Data records:
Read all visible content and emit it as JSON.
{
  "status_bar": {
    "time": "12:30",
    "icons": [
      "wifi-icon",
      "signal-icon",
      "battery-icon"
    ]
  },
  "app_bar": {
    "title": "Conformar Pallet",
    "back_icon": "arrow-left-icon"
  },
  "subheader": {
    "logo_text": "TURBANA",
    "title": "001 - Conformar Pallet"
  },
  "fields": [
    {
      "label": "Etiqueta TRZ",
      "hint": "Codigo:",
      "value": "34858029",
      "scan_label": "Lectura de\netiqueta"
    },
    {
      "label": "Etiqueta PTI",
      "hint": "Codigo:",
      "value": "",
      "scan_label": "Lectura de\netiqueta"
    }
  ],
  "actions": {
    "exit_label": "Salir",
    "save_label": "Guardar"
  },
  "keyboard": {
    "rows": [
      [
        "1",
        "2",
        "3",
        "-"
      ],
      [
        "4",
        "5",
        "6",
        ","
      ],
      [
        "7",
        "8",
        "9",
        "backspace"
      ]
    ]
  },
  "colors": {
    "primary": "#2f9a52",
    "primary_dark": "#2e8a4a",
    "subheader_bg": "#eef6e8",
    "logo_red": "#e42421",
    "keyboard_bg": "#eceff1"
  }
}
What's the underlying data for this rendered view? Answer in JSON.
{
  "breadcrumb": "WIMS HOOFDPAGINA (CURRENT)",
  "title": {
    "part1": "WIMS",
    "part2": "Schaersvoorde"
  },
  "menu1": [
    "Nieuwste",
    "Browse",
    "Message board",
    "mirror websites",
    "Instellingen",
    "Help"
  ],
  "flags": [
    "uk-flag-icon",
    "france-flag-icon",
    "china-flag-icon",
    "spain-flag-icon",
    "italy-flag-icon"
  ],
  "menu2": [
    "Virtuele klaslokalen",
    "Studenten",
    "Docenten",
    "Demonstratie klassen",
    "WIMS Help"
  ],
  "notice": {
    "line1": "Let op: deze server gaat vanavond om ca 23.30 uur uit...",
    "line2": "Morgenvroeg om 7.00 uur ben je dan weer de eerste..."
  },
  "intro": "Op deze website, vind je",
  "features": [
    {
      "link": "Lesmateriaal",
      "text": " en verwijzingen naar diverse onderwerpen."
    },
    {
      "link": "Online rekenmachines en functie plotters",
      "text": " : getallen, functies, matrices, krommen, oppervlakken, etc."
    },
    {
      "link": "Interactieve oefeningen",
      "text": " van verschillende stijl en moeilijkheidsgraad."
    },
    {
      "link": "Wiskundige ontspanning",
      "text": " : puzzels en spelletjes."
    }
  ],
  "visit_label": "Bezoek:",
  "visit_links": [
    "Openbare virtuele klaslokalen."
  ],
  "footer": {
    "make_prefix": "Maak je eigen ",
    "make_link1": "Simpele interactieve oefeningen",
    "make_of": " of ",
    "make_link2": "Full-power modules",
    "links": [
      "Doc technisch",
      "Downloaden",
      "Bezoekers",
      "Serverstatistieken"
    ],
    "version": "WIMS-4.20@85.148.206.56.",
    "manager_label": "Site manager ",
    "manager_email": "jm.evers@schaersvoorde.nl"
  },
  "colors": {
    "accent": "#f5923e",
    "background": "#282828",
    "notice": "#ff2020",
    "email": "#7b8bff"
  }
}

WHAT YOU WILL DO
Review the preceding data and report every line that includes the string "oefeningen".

YOUR SOLUTION
      "link": "Interactieve oefeningen",
    "make_link1": "Simpele interactieve oefeningen",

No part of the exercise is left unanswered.